Firearms banned on city property
Susan Ashley never really liked guns.
When an envelope came to her business, Ashley Alterations and Tux Rentals, with a sign sporting a no gun symbol, she had no problems affixing it to her store window. The sign features the black silhouette of a gun inside a red circle crossed out by a diagonal line.
With it, she exercises her right to control what comes in her store. The design garnered the approval of the Kansas Attorney General's office in the wake of the Kansas Legislature passing conceal carry law last spring. She likened it to posting a "No Smoking" sign in her store.

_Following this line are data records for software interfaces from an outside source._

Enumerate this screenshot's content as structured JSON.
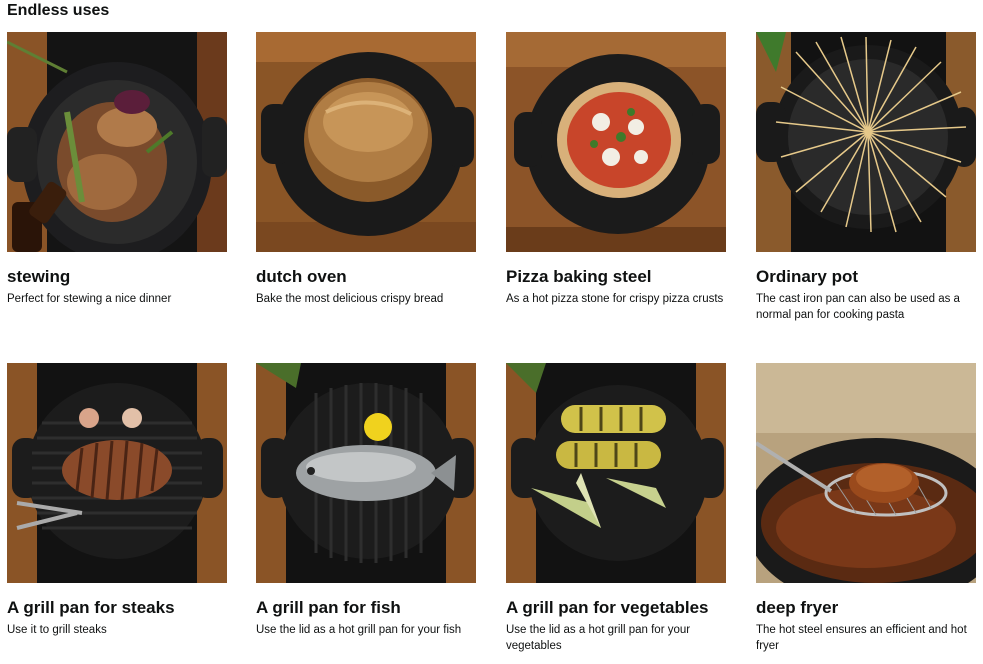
{
  "section": {
    "heading": "Endless uses"
  },
  "cards": [
    {
      "image": "stew-in-cast-iron-pan",
      "title": "stewing",
      "description": "Perfect for stewing a nice dinner"
    },
    {
      "image": "bread-loaf-on-pan",
      "title": "dutch oven",
      "description": "Bake the most delicious crispy bread"
    },
    {
      "image": "pizza-on-baking-steel",
      "title": "Pizza baking steel",
      "description": "As a hot pizza stone for crispy pizza crusts"
    },
    {
      "image": "spaghetti-in-pot",
      "title": "Ordinary pot",
      "description": "The cast iron pan can also be used as a normal pan for cooking pasta"
    },
    {
      "image": "steak-on-grill-pan",
      "title": "A grill pan for steaks",
      "description": "Use it to grill steaks"
    },
    {
      "image": "fish-on-grill-pan",
      "title": "A grill pan for fish",
      "description": "Use the lid as a hot grill pan for your fish"
    },
    {
      "image": "vegetables-on-grill-pan",
      "title": "A grill pan for vegetables",
      "description": "Use the lid as a hot grill pan for your vegetables"
    },
    {
      "image": "deep-fried-food-in-basket",
      "title": "deep fryer",
      "description": "The hot steel ensures an efficient and hot fryer"
    }
  ]
}
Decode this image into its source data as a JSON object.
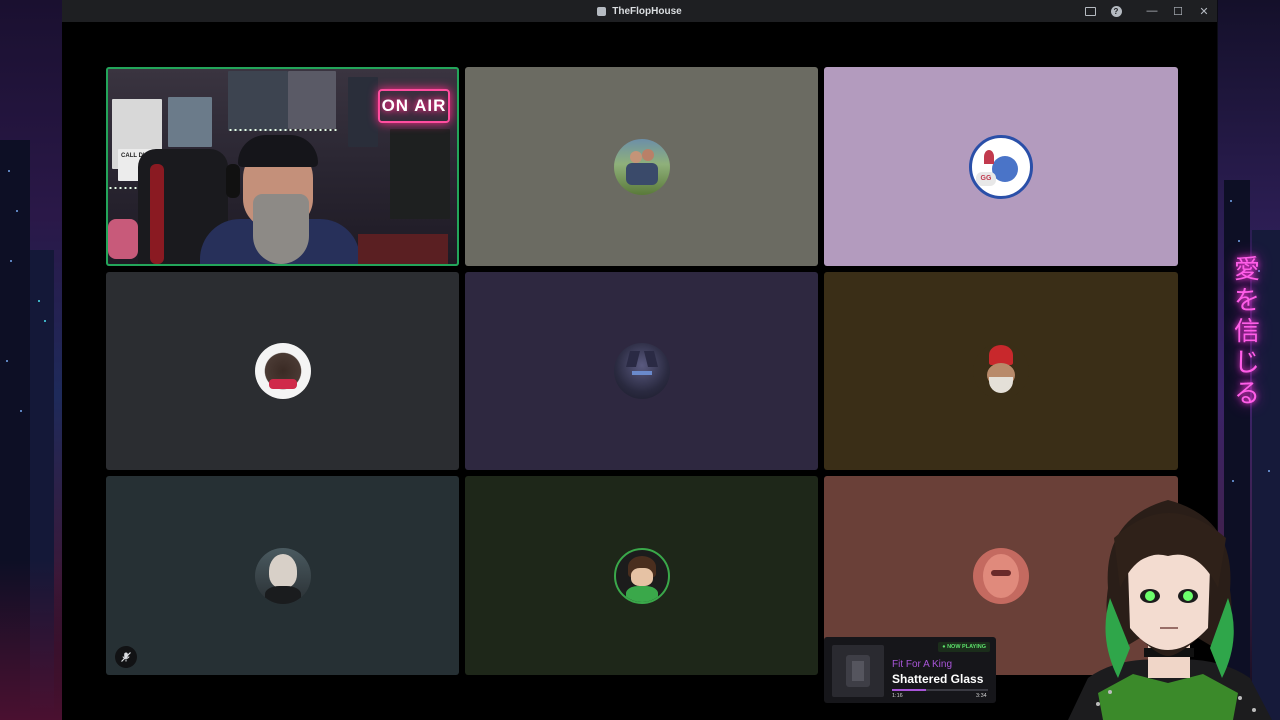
{
  "window": {
    "title": "TheFlopHouse",
    "minimize_glyph": "—",
    "maximize_glyph": "☐",
    "close_glyph": "✕",
    "help_glyph": "?"
  },
  "call": {
    "active_speaker_color": "#23a55a",
    "tiles": [
      {
        "id": "camera-streamer",
        "bg": "#2b2631",
        "kind": "camera"
      },
      {
        "id": "park-couple",
        "bg": "#6b6b62",
        "kind": "avatar"
      },
      {
        "id": "stitch-gg",
        "bg": "#b39bbe",
        "kind": "avatar"
      },
      {
        "id": "round-logo",
        "bg": "#2b2d31",
        "kind": "avatar"
      },
      {
        "id": "dark-wolf",
        "bg": "#2e2840",
        "kind": "avatar"
      },
      {
        "id": "red-hat",
        "bg": "#3a2e17",
        "kind": "avatar"
      },
      {
        "id": "bald-man",
        "bg": "#263034",
        "kind": "avatar"
      },
      {
        "id": "green-kid",
        "bg": "#1e2719",
        "kind": "avatar"
      },
      {
        "id": "red-portrait",
        "bg": "#6a4038",
        "kind": "avatar"
      }
    ],
    "camera": {
      "on_air_sign": "ON AIR",
      "poster_label": "CALL DUTY"
    },
    "muted_icon": "mic-off-icon"
  },
  "now_playing": {
    "badge": "● NOW PLAYING",
    "artist": "Fit For A King",
    "title": "Shattered Glass",
    "elapsed": "1:16",
    "duration": "3:34",
    "progress": 0.35
  },
  "wallpaper": {
    "neon_sign": "愛を信じる"
  }
}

"I don't think people think of it on a daily basis," she said.
The same no gun signs will line the entrances to public city buildings. It's no longer kosher to bring a firearm into Eudora City Hall.
The Eudora City Council passed an ordinance Monday banning firearms atall municipal buildings and public property.
"Certain cities across the state and the league (of municipalities) recommend if you want to make it clear locally that you don't want possession in any government facility or public property that you need to draft your own ordinance," Eudora City Administrator Cheryl Beatty said.
Beatty researched recently adopted ordinances across the state trying to find one that would work best for Eudora. She found a suitable template based on an ordinance passed in Ottawa.
Beatty presented the adapted ordinance, drafted with City Attorney Mike Book, to the council.
The ordinance bans possession of a firearm on all public properties with the exception of public right-of-way. That precludes firearms from being inside city hall, city shop areas or parks.
Councilman Scott Hopson inquired about weapons inside cars.
Beatty responded no guns were allowed in cars anyway.
Eudora Police Chief Greg Dahlem clarified it further.
"It's not concealed carry if you have a rifle or shotgun in vehicle," Dahlem said. "It's not on your person."
Eudora Mayor Tom Pyle said he received a memo from the Kansas Department of Agriculture proclaiming the same ban on weapons.
His business, Pyle Meat Company, had to post the no gun sign because the state meat inspector has offices in his plant.
Dahlem said it would be up to individual businesses if more no gun signs appear in town.
During city council discussion, Eudora City Councilman Dan Gregg pointed out the signs could only do so much.
"The really bad people don't care if you have a sign or not," Gregg said.
The council passed the ordinance unanimously.